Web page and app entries

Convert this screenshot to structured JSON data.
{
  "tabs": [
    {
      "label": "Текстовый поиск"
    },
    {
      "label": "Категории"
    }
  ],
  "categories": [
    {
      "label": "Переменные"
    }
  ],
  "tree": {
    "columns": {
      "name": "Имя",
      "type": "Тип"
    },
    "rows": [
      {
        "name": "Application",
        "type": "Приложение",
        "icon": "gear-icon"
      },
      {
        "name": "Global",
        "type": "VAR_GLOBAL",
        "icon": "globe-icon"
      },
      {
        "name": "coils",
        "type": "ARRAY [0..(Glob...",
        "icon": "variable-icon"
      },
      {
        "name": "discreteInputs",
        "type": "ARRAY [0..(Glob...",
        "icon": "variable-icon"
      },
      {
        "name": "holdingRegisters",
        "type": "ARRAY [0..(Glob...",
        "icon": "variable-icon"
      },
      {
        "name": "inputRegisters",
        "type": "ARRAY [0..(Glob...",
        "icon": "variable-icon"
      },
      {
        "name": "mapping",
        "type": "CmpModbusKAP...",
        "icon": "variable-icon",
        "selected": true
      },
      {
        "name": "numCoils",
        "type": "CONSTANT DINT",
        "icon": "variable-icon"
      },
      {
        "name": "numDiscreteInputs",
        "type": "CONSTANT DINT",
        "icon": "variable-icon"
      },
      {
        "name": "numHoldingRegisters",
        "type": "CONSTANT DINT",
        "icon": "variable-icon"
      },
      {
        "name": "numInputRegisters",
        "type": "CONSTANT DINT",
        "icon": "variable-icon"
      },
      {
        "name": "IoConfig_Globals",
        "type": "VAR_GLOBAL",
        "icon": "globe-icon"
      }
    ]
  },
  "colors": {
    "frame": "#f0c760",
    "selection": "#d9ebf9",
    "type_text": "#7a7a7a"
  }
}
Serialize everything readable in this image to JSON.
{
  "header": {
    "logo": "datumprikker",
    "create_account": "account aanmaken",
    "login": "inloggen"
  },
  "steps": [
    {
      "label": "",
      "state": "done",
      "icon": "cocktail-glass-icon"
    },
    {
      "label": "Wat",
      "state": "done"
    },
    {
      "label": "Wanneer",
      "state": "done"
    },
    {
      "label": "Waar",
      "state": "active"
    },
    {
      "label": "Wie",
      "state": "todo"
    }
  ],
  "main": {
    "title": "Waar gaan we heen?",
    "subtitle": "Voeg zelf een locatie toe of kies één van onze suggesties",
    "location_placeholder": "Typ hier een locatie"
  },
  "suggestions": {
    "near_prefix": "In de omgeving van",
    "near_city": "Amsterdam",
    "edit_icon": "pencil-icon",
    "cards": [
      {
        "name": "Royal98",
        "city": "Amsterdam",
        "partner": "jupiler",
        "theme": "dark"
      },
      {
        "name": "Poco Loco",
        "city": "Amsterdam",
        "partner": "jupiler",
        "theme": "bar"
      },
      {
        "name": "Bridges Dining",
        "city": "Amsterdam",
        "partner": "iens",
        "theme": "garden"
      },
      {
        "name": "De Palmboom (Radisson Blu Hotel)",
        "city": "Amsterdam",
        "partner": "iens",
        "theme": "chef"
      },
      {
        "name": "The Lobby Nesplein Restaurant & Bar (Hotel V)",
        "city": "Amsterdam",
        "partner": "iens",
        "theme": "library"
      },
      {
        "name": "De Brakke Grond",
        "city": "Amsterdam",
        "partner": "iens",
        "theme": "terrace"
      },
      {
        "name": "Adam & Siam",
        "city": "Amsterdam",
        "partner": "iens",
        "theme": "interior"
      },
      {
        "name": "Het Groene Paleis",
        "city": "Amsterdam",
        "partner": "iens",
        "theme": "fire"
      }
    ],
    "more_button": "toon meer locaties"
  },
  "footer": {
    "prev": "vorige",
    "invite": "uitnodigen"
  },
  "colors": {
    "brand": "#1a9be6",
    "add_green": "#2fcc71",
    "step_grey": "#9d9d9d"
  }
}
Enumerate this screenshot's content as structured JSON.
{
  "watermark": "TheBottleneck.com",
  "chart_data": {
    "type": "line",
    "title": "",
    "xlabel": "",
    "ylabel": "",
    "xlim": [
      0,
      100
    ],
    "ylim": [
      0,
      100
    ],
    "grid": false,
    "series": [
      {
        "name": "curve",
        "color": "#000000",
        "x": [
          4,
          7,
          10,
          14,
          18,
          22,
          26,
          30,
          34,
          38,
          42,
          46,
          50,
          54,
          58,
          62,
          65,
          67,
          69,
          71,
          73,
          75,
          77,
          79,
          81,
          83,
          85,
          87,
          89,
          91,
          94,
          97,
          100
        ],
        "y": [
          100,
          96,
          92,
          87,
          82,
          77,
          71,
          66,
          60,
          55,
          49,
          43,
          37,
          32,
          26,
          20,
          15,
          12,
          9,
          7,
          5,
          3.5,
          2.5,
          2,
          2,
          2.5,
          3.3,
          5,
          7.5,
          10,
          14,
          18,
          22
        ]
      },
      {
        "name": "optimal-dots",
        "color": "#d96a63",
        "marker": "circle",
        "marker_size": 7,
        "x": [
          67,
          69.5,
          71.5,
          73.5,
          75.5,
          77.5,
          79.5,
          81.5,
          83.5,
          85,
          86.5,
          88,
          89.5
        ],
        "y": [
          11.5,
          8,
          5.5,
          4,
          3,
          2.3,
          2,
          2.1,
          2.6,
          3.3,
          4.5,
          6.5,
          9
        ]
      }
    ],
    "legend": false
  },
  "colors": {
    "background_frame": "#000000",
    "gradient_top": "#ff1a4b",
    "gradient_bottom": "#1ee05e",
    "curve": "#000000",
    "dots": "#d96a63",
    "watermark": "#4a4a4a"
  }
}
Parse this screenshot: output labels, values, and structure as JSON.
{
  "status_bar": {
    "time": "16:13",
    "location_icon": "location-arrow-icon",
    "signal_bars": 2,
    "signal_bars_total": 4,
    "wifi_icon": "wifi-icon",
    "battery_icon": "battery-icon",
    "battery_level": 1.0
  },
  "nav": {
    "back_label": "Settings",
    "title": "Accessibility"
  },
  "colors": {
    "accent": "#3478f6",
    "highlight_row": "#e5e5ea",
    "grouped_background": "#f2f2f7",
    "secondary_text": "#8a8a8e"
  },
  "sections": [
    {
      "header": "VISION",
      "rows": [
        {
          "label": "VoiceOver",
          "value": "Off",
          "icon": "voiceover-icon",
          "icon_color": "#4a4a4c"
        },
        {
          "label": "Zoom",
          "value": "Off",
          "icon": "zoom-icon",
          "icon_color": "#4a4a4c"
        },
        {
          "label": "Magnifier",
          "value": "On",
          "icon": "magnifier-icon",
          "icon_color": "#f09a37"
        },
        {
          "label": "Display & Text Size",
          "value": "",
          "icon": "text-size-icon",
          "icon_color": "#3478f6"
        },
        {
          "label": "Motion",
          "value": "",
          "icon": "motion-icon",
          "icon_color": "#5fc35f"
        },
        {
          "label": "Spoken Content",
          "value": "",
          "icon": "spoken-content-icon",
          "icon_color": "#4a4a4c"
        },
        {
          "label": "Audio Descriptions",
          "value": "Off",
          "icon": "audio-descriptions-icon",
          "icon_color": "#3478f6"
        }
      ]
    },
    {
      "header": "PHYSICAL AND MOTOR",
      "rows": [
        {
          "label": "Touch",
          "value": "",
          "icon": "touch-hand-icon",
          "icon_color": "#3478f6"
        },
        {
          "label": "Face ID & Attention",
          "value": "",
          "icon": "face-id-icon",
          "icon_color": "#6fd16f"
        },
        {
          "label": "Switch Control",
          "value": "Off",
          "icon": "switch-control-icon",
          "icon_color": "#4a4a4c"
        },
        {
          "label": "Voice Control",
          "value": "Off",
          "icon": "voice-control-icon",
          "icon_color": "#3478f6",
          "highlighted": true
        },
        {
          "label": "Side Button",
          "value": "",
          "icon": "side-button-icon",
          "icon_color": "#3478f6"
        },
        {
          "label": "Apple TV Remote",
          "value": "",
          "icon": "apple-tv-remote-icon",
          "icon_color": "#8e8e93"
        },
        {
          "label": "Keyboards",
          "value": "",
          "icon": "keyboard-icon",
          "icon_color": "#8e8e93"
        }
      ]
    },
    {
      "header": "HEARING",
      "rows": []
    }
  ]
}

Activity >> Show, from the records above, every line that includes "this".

Answer space >>
Convert this screenshot to structured JSON data.
Serialize everything readable in this image to JSON.
Enumerate this screenshot's content as structured JSON.
Parse this screenshot: output labels, values, and structure as JSON.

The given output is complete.